Cllr David Fothergill, leader of Somerset County Council, said: “We’re delighted the Secretary of State has backed our ambitious plans to give Somerset the resilient, unified, and dynamic system of local government it deserves.

“The success of partnership work throughout the pandemic to support our most vulnerable and roll out the vaccination programme has clearly demonstrated what we can achieve in Somerset when we work together.

“One Somerset is simple, it is clear, and it delivers what our residents want – better services, better value for money, decisions made locally, and an end to the confusion and bureaucracy of having multiple overlapping councils.

“We are now calling on everyone to get behind One Somerset – and we look forward to working with our district councils, partners and everyone who lives or works in Somerset to deliver our vision of improved services for all.”

The One Somerset business case sets out how a single council for Somerset will benefit everyone, with:

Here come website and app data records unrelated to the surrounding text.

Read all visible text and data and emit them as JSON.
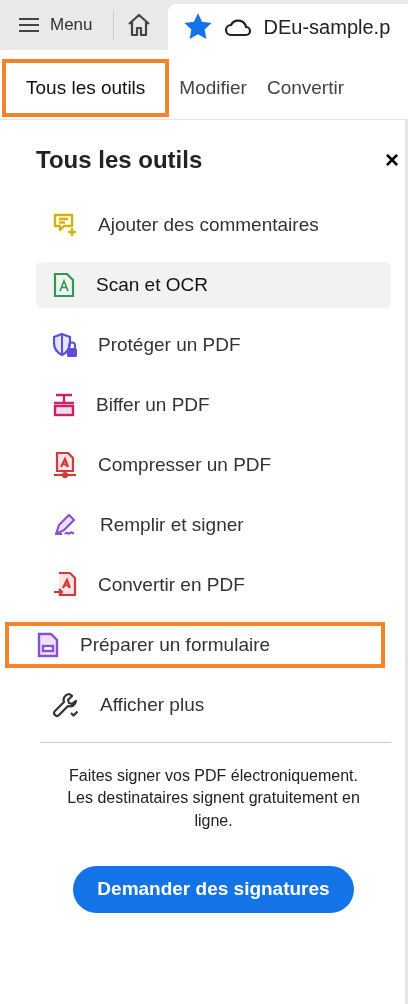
{
  "top_bar": {
    "menu_label": "Menu",
    "document_tab": {
      "title": "DEu-sample.p",
      "starred": true
    }
  },
  "tabs": [
    {
      "label": "Tous les outils",
      "selected": true,
      "highlighted": true
    },
    {
      "label": "Modifier",
      "selected": false,
      "highlighted": false
    },
    {
      "label": "Convertir",
      "selected": false,
      "highlighted": false
    }
  ],
  "panel": {
    "title": "Tous les outils",
    "close": "×",
    "tools": [
      {
        "label": "Ajouter des commentaires",
        "kind": "comment",
        "selected": false,
        "highlighted": false
      },
      {
        "label": "Scan et OCR",
        "kind": "scan",
        "selected": true,
        "highlighted": false
      },
      {
        "label": "Protéger un PDF",
        "kind": "protect",
        "selected": false,
        "highlighted": false
      },
      {
        "label": "Biffer un PDF",
        "kind": "redact",
        "selected": false,
        "highlighted": false
      },
      {
        "label": "Compresser un PDF",
        "kind": "compress",
        "selected": false,
        "highlighted": false
      },
      {
        "label": "Remplir et signer",
        "kind": "sign",
        "selected": false,
        "highlighted": false
      },
      {
        "label": "Convertir en PDF",
        "kind": "convert",
        "selected": false,
        "highlighted": false
      },
      {
        "label": "Préparer un formulaire",
        "kind": "form",
        "selected": false,
        "highlighted": true
      },
      {
        "label": "Afficher plus",
        "kind": "more",
        "selected": false,
        "highlighted": false
      }
    ],
    "promo": {
      "lines": [
        "Faites signer vos PDF électroniquement.",
        "Les destinataires signent gratuitement en ligne."
      ],
      "button": "Demander des signatures"
    }
  }
}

  • One council listening to the needs and concerns of residents, businesses, and communities, providing clear accountability.
  • One point of contact for all local services, ending confusion and frustration for the public.
  • One strong voice to champion Somerset on a regional, national, and international level and secure funding to help the county recovery from coronavirus.
  • One council but with 15 to 20 new Local Community Networks (LCNs) established reaching every corner of Somerset to give local people the chance to shape their own communities. These will have real constitutional powers to scrutinise, impact and take decisions.
  • One plan to free up £18.5 million of funding every year which can be reinvested in improving public services and lives across Somerset. With one-off implementation costs of £16.5m, this means a unitary bonus of £52.6m in the first five years.

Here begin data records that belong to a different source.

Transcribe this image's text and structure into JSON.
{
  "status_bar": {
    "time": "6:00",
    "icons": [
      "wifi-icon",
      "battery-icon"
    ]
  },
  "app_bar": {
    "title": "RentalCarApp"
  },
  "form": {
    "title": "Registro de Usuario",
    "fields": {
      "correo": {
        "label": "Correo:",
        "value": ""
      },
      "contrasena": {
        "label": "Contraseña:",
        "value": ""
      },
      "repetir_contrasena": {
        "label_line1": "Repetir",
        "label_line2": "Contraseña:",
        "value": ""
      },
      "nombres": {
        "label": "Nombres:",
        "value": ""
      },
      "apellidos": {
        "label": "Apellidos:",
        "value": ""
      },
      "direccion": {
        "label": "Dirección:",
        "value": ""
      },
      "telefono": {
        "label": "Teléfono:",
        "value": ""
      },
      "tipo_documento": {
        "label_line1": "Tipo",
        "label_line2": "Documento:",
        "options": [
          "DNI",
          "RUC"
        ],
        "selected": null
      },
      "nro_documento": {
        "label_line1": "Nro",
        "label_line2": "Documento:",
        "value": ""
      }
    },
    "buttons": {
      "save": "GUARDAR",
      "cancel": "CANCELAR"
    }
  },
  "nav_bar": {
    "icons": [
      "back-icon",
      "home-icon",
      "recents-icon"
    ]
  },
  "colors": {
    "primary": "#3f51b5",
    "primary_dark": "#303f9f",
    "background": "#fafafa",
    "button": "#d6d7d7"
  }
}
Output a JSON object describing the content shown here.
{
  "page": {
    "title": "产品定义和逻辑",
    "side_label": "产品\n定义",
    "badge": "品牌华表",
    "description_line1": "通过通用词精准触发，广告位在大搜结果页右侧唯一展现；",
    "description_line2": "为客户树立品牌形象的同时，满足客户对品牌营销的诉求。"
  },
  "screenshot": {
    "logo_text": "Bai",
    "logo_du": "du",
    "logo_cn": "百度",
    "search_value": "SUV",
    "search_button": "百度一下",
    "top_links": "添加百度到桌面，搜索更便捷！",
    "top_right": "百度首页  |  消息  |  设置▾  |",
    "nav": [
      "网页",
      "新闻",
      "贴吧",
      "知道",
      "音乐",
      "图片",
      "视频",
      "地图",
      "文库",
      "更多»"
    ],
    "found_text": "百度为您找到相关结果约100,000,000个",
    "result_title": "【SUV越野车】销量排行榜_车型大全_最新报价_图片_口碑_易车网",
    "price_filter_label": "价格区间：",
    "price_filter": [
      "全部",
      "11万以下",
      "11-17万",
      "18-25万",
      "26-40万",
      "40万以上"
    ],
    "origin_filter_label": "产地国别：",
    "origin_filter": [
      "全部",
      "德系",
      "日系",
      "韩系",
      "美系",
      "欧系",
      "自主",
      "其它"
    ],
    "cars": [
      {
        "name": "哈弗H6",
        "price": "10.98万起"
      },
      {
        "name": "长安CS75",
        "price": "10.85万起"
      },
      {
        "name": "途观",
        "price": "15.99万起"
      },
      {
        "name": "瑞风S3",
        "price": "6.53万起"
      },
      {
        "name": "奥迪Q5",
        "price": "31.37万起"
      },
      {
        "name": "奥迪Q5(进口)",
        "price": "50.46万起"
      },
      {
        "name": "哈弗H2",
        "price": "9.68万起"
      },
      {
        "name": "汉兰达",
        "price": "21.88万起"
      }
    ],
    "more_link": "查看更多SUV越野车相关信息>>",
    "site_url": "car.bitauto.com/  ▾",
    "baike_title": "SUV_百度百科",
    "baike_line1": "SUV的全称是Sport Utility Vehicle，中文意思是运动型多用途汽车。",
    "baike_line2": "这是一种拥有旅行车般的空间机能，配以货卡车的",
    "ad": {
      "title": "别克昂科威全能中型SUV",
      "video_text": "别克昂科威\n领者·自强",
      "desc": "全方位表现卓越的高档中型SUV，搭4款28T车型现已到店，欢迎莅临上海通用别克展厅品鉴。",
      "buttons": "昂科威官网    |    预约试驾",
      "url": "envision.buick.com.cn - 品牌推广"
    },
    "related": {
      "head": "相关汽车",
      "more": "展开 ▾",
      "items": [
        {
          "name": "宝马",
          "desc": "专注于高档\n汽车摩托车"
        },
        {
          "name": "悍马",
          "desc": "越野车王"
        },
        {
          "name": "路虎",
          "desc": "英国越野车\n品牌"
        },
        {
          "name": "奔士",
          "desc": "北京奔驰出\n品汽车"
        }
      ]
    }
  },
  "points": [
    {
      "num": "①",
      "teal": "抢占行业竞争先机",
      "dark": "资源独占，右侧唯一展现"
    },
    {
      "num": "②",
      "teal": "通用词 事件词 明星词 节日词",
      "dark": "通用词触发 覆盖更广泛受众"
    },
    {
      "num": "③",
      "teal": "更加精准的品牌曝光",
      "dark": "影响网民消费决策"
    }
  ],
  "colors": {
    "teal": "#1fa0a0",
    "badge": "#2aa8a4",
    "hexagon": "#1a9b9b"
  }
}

“We want all our residents and communities to be a part of this too,” said Cllr Faye Purbrick, Somerset County Council’s cabinet member for transformation and local government reorganisation.

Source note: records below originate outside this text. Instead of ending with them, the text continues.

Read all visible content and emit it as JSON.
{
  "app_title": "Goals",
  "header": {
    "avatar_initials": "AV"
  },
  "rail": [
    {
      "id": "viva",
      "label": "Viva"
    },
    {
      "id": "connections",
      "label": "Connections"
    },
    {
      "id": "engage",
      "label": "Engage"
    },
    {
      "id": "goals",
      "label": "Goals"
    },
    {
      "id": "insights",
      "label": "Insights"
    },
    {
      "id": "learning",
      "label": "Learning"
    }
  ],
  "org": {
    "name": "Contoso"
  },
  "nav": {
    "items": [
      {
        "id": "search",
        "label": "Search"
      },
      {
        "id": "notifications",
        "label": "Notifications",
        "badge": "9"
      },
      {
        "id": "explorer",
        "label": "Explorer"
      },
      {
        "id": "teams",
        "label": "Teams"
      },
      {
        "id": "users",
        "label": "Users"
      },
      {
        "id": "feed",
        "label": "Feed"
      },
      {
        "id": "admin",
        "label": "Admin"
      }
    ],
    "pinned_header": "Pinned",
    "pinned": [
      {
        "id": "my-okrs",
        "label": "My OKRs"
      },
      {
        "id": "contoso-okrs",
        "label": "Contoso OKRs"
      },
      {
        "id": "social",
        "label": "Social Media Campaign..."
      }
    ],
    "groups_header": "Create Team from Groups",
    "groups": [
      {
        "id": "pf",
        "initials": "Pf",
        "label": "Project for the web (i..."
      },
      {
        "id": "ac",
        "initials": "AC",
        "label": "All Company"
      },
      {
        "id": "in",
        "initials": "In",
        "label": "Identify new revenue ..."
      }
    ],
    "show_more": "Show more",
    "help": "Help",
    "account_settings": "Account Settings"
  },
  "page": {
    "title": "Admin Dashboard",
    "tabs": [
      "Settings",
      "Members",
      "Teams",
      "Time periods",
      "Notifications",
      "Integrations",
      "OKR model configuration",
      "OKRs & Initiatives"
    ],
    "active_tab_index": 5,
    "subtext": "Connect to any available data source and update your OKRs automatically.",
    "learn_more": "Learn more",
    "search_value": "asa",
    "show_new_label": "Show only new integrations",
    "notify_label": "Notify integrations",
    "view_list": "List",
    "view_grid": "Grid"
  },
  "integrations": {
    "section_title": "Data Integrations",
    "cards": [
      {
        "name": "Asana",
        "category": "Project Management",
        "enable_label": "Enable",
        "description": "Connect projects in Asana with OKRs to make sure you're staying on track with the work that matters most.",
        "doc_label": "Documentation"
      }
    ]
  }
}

“There will be lots of opportunities for everyone to get involved as the new council is set up. We’re already organising consultative groups and I would encourage anyone with an interest to please get in touch now and help shape the future.”

To receive further information or to get involved in one of the consultative groups, email or write to: One Somerset, County Hall, Taunton TA1 4DY.

The next steps will be for Parliament to make a formal decision to set up the new council ahead of elections anticipated in 2022 and then the new unitary council officially in place in April 2023.

In a joint statement, the eaders of Somerset’s four district councils said: “The Secretary of State is riding roughshod over the people of Somerset who voted 65% to 35% in favour of the Stronger Somerset plan over the other scheme chosen by the Secretary of State.  

“That vote was the third time in recent history that the people of Somerset have decisively rejected proposal for a single unitary – following the referendum in 2007 and the Ipsos MORI survey in 2020. 

“By ignoring the will of the people, the Secretary of State is breaking the bond of trust between elected representatives and those they represent. The opportunities to address the real challenges our county faces – how to reduce demand on expensive crisis services, to break the cycle of inequality and under-achievement, to invest in local solutions to local issues – risk being squandered by foisting a manifestly unpopular new local government on our residents. 

“We are duty bound to represent the interests of our constituents to our fullest ability. We will continue to seek to ensure that their voices are heard. There is still chance for Parliament to see sense and force a rethink. We just cannot understand why the wishes of the people of Somerset are being ignored.”